Management of the Orlando, Fla.-based company, which operates Olive Garden, Red Lobster, LongHorn Steakhouse and several other restaurant brands, said they intended to make bolder moves at the Italian casual-dining chain to stem declines in same-store sales.
For the second quarter ended Nov. 27, Darden earned $53.7 million, or 40 cents a share, compared with $74.5 million, or 53 cents a share, in the same quarter last year.
Sales rose 6.1 percent to $1.83 billion, from $1.73 billion in the same prior-year quarter. Closing costs associated with the purchase of the Eddie V’s restaurants reduced profit by 1 cent a share, Darden said.
Darden earlier this month warned that same-store sales at Olive Garden would be negative in the quarter as it saw the chain’s customer traffic slip and guests trading down, reducing add-ons and taking advantage of value promotions in great numbers than expected.
Olive Garden’s U.S. same-store sales fell 2.5 percent in the quarter. When combined with Red Lobster and LongHorn, same store sales rose 1.8 percent in the quarter.
In the quarter, Olive Garden offered such promotions as the “never-ending pasta bowl” at $8.95 in September and the first week of October, which was followed by stuffed rigatoni with sausage for $9.95 or stuffed rigatoni with chicken for $11.95.
“Neither promotion delivered as many guests as anticipated,” Drew Madsen, Darden’s president and chief operating officer, said in an conference call Friday with analysts, “and there was more trading to the lower-priced promoted entrées than we have seen historically.

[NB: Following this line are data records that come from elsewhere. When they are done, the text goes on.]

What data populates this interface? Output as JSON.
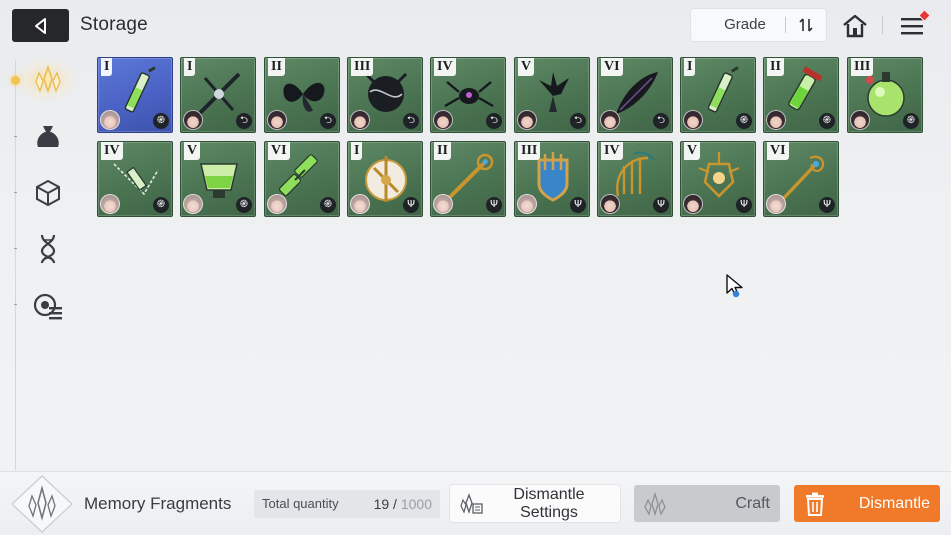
{
  "header": {
    "title": "Storage",
    "sort_label": "Grade"
  },
  "sidebar": {
    "items": [
      {
        "icon": "memory-fragment-icon",
        "active": true
      },
      {
        "icon": "bag-icon",
        "active": false
      },
      {
        "icon": "cube-icon",
        "active": false
      },
      {
        "icon": "dna-icon",
        "active": false
      },
      {
        "icon": "disc-list-icon",
        "active": false
      }
    ]
  },
  "items": [
    {
      "grade": "I",
      "rarity": "blue",
      "art": "syringe",
      "type": "swirl",
      "avatar": "light"
    },
    {
      "grade": "I",
      "rarity": "green",
      "art": "needle",
      "type": "claw",
      "avatar": "dark"
    },
    {
      "grade": "II",
      "rarity": "green",
      "art": "dark-petals",
      "type": "claw",
      "avatar": "dark"
    },
    {
      "grade": "III",
      "rarity": "green",
      "art": "dark-orb",
      "type": "claw",
      "avatar": "dark"
    },
    {
      "grade": "IV",
      "rarity": "green",
      "art": "spider",
      "type": "claw",
      "avatar": "dark"
    },
    {
      "grade": "V",
      "rarity": "green",
      "art": "dark-flower",
      "type": "claw",
      "avatar": "dark"
    },
    {
      "grade": "VI",
      "rarity": "green",
      "art": "dark-feather",
      "type": "claw",
      "avatar": "dark"
    },
    {
      "grade": "I",
      "rarity": "green",
      "art": "syringe",
      "type": "swirl",
      "avatar": "dark"
    },
    {
      "grade": "II",
      "rarity": "green",
      "art": "green-vial",
      "type": "swirl",
      "avatar": "dark"
    },
    {
      "grade": "III",
      "rarity": "green",
      "art": "green-flask",
      "type": "swirl",
      "avatar": "dark"
    },
    {
      "grade": "IV",
      "rarity": "green",
      "art": "tube-chain",
      "type": "swirl",
      "avatar": "light"
    },
    {
      "grade": "V",
      "rarity": "green",
      "art": "green-cup",
      "type": "swirl",
      "avatar": "light"
    },
    {
      "grade": "VI",
      "rarity": "green",
      "art": "green-tubes",
      "type": "swirl",
      "avatar": "light"
    },
    {
      "grade": "I",
      "rarity": "green",
      "art": "gold-shield",
      "type": "trident",
      "avatar": "light"
    },
    {
      "grade": "II",
      "rarity": "green",
      "art": "gold-staff",
      "type": "trident",
      "avatar": "light"
    },
    {
      "grade": "III",
      "rarity": "green",
      "art": "blue-crest",
      "type": "trident",
      "avatar": "light"
    },
    {
      "grade": "IV",
      "rarity": "green",
      "art": "gold-harp",
      "type": "trident",
      "avatar": "dark"
    },
    {
      "grade": "V",
      "rarity": "green",
      "art": "gold-lantern",
      "type": "trident",
      "avatar": "dark"
    },
    {
      "grade": "VI",
      "rarity": "green",
      "art": "gold-wand",
      "type": "trident",
      "avatar": "light"
    }
  ],
  "footer": {
    "fragments_label": "Memory Fragments",
    "total_label": "Total quantity",
    "total_current": "19",
    "total_sep": " / ",
    "total_max": "1000",
    "dismantle_settings_label": "Dismantle Settings",
    "craft_label": "Craft",
    "dismantle_label": "Dismantle"
  },
  "colors": {
    "accent_orange": "#f07a2a",
    "header_dark": "#25272b",
    "card_green": "#4b7452",
    "card_blue": "#4a62c4"
  }
}
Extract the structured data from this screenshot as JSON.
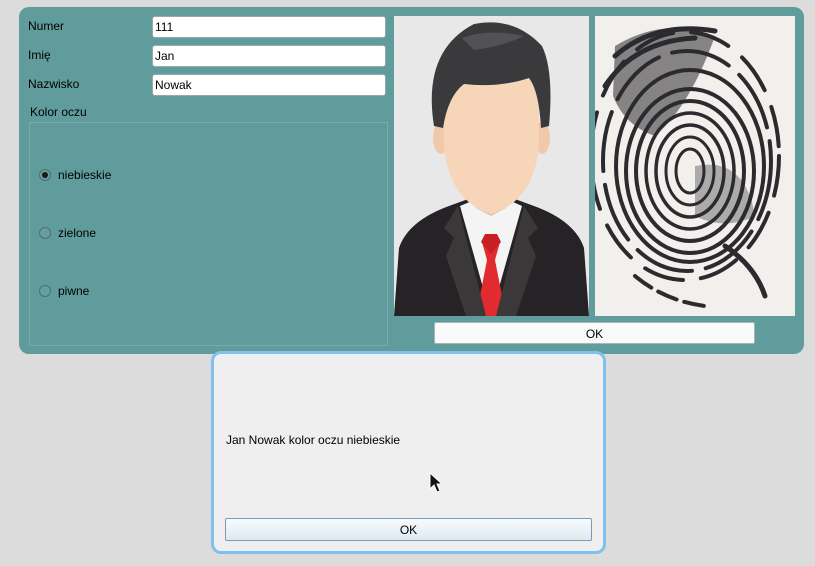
{
  "form": {
    "numer_label": "Numer",
    "numer_value": "111",
    "imie_label": "Imię",
    "imie_value": "Jan",
    "nazwisko_label": "Nazwisko",
    "nazwisko_value": "Nowak",
    "eye_color": {
      "title": "Kolor oczu",
      "options": [
        {
          "label": "niebieskie",
          "checked": true
        },
        {
          "label": "zielone",
          "checked": false
        },
        {
          "label": "piwne",
          "checked": false
        }
      ]
    },
    "ok_label": "OK"
  },
  "images": {
    "photo_icon": "person-portrait-icon",
    "fingerprint_icon": "fingerprint-icon"
  },
  "dialog": {
    "message": "Jan Nowak kolor oczu niebieskie",
    "ok_label": "OK"
  },
  "colors": {
    "panel": "#5f9c9b",
    "dialog_border": "#7fc0ee",
    "background": "#dcdcdc"
  }
}
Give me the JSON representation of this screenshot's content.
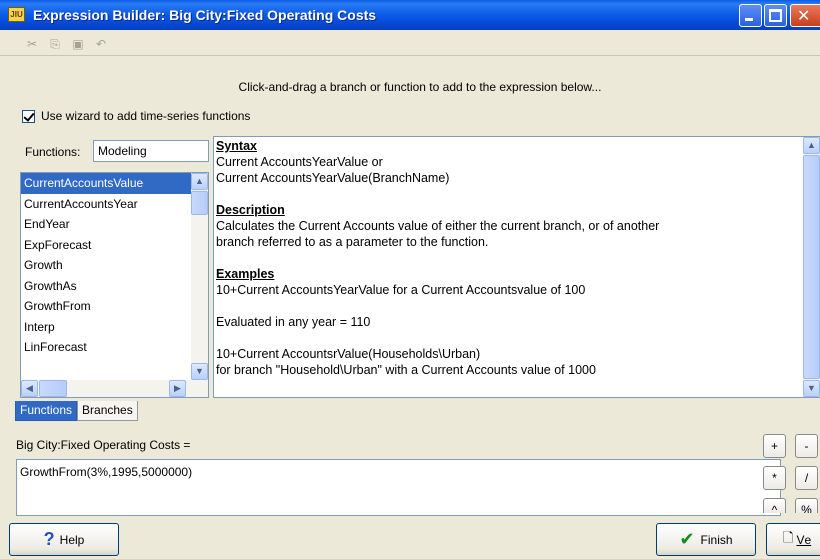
{
  "window": {
    "title": "Expression Builder: Big City:Fixed Operating Costs"
  },
  "hint": "Click-and-drag a branch or function to add to the expression below...",
  "wizard": {
    "label": "Use wizard to add time-series functions",
    "checked": true
  },
  "functions": {
    "label": "Functions:",
    "value": "Modeling",
    "items": [
      "CurrentAccountsValue",
      "CurrentAccountsYear",
      "EndYear",
      "ExpForecast",
      "Growth",
      "GrowthAs",
      "GrowthFrom",
      "Interp",
      "LinForecast"
    ],
    "selected": "CurrentAccountsValue"
  },
  "tabs": [
    "Functions",
    "Branches"
  ],
  "syntax_panel": {
    "syntax_heading": "Syntax",
    "syntax_line1": "Current AccountsYearValue or",
    "syntax_line2": "Current AccountsYearValue(BranchName)",
    "description_heading": "Description",
    "description_line1": "Calculates the Current Accounts value of either the current branch, or of another",
    "description_line2": "branch referred to as a parameter to the function.",
    "examples_heading": "Examples",
    "example1": "10+Current AccountsYearValue for a Current Accountsvalue of 100",
    "example1_result": "Evaluated in any year = 110",
    "example2": "10+Current AccountsrValue(Households\\Urban)",
    "example2_note": "for branch \"Household\\Urban\" with a Current Accounts value of 1000"
  },
  "expression": {
    "label": "Big City:Fixed Operating Costs =",
    "value": "GrowthFrom(3%,1995,5000000)"
  },
  "operators": [
    "+",
    "-",
    "*",
    "/",
    "^",
    "%"
  ],
  "buttons": {
    "help": "Help",
    "finish": "Finish",
    "view_prefix": "V",
    "view_rest": "e"
  },
  "icons": {
    "toolbar": [
      "cut-icon",
      "copy-icon",
      "paste-icon",
      "undo-icon"
    ]
  }
}
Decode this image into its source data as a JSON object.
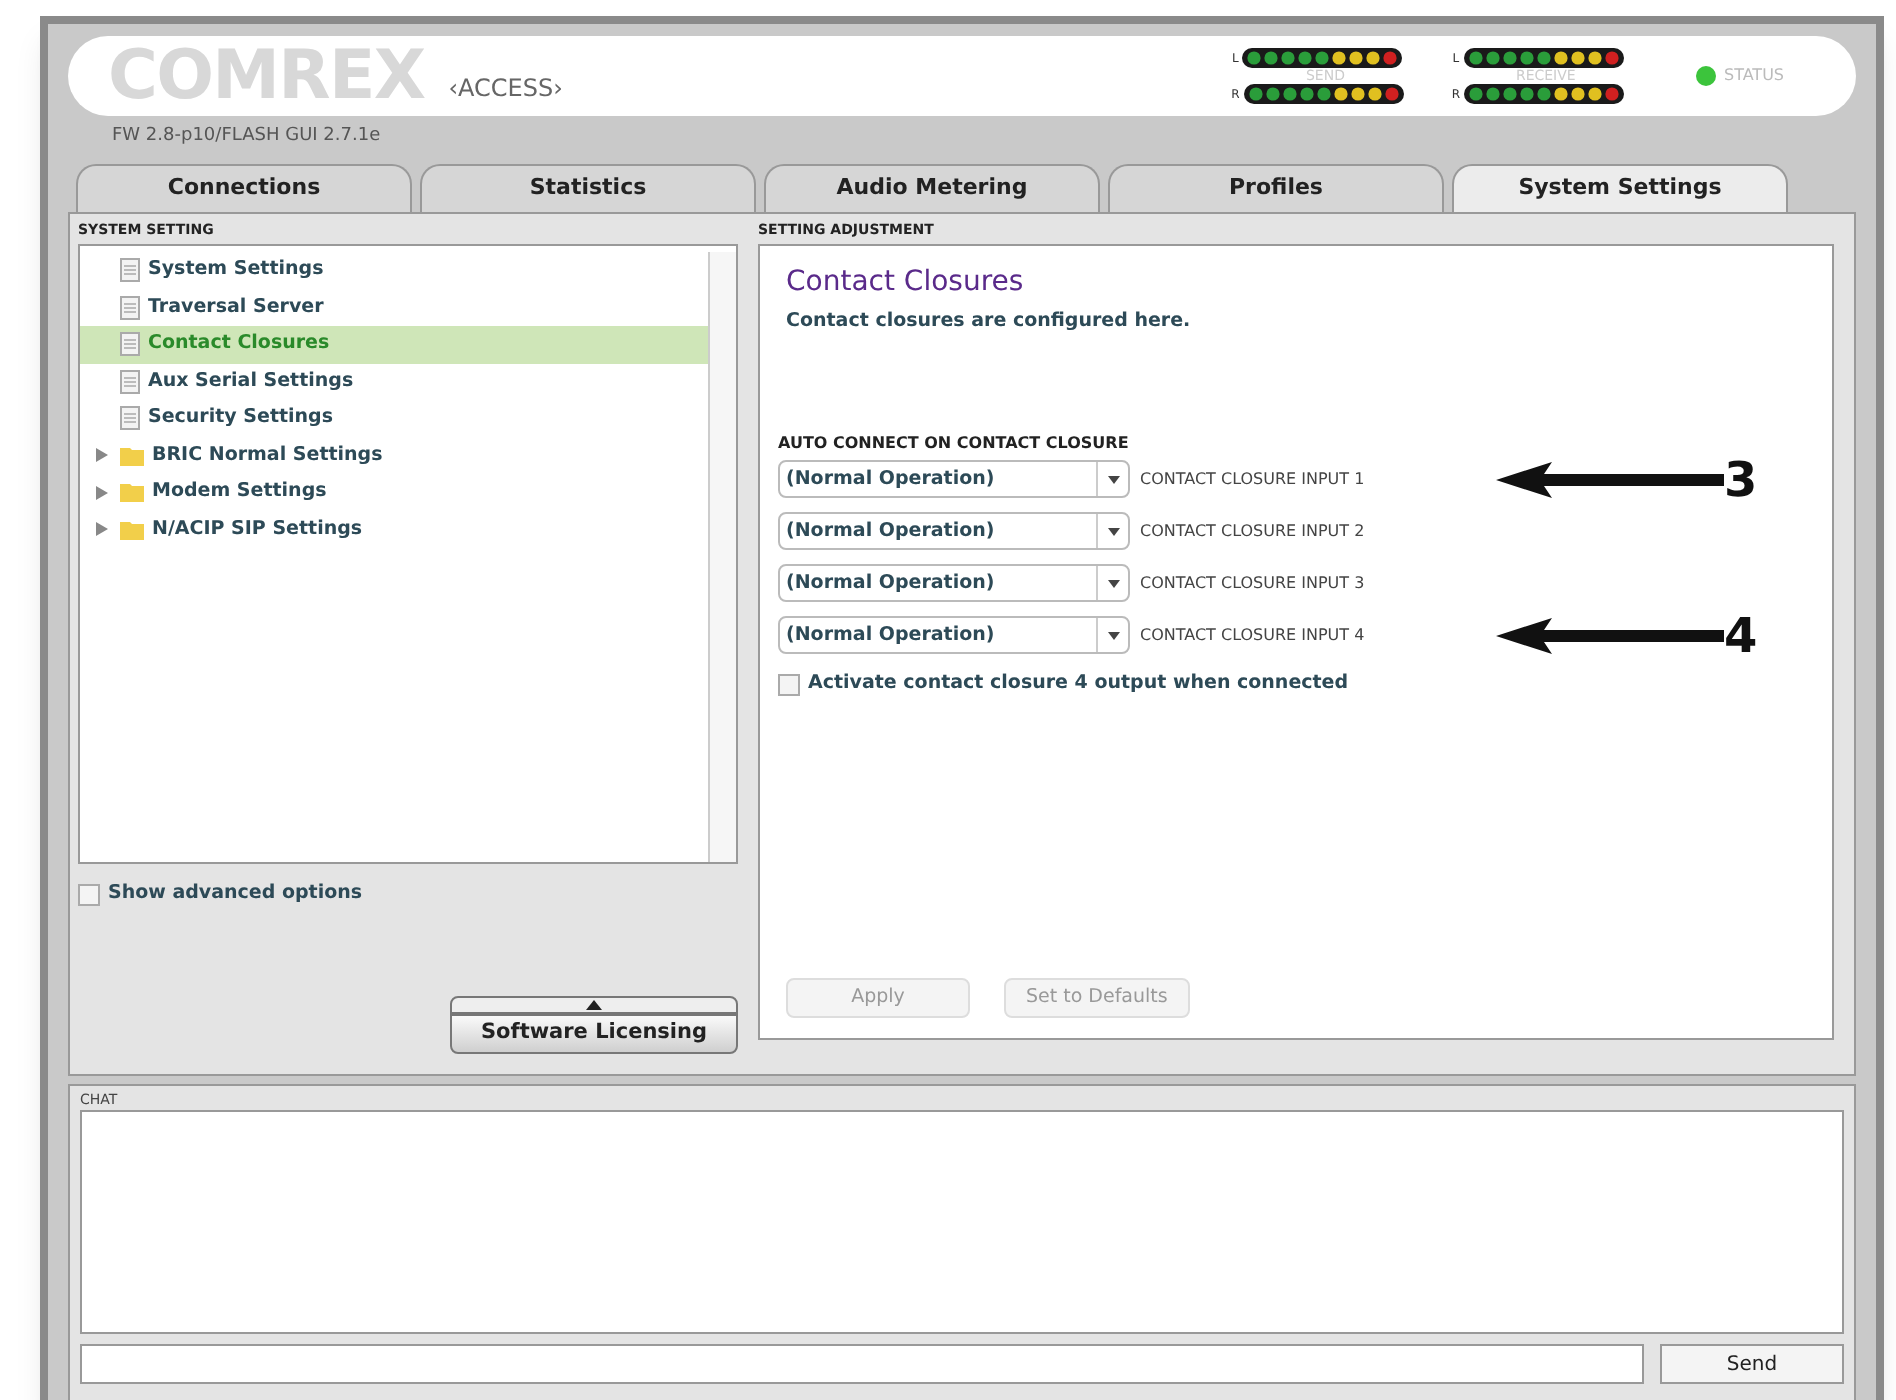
{
  "header": {
    "logo": "COMREX",
    "product": "‹ACCESS›",
    "firmware": "FW 2.8-p10/FLASH GUI 2.7.1e",
    "meters": [
      {
        "label": "SEND",
        "channels": [
          "L",
          "R"
        ]
      },
      {
        "label": "RECEIVE",
        "channels": [
          "L",
          "R"
        ]
      }
    ],
    "status": {
      "label": "STATUS",
      "on": true
    }
  },
  "tabs": [
    {
      "label": "Connections",
      "selected": false
    },
    {
      "label": "Statistics",
      "selected": false
    },
    {
      "label": "Audio Metering",
      "selected": false
    },
    {
      "label": "Profiles",
      "selected": false
    },
    {
      "label": "System Settings",
      "selected": true
    }
  ],
  "sidebar": {
    "title": "SYSTEM SETTING",
    "items": [
      {
        "kind": "page",
        "label": "System Settings",
        "selected": false
      },
      {
        "kind": "page",
        "label": "Traversal Server",
        "selected": false
      },
      {
        "kind": "page",
        "label": "Contact Closures",
        "selected": true
      },
      {
        "kind": "page",
        "label": "Aux Serial Settings",
        "selected": false
      },
      {
        "kind": "page",
        "label": "Security Settings",
        "selected": false
      },
      {
        "kind": "folder",
        "label": "BRIC Normal Settings",
        "selected": false,
        "expanded": false
      },
      {
        "kind": "folder",
        "label": "Modem Settings",
        "selected": false,
        "expanded": false
      },
      {
        "kind": "folder",
        "label": "N/ACIP SIP Settings",
        "selected": false,
        "expanded": false
      }
    ],
    "advanced": {
      "label": "Show advanced options",
      "checked": false
    },
    "licensing_button": "Software Licensing"
  },
  "settings": {
    "title": "SETTING ADJUSTMENT",
    "heading": "Contact Closures",
    "description": "Contact closures are configured here.",
    "section": "AUTO CONNECT ON CONTACT CLOSURE",
    "closures": [
      {
        "value": "(Normal Operation)",
        "label": "CONTACT CLOSURE INPUT 1",
        "callout": "3"
      },
      {
        "value": "(Normal Operation)",
        "label": "CONTACT CLOSURE INPUT 2"
      },
      {
        "value": "(Normal Operation)",
        "label": "CONTACT CLOSURE INPUT 3"
      },
      {
        "value": "(Normal Operation)",
        "label": "CONTACT CLOSURE INPUT 4",
        "callout": "4"
      }
    ],
    "output_option": {
      "label": "Activate contact closure 4 output when connected",
      "checked": false
    },
    "buttons": [
      {
        "label": "Apply",
        "disabled": true
      },
      {
        "label": "Set to Defaults",
        "disabled": true
      }
    ]
  },
  "chat": {
    "title": "CHAT",
    "send": "Send"
  }
}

“This trading, combined with lower add-on sales as guests continued to manage their check, resulted in negative menu mix for the quarter,” Madsen said.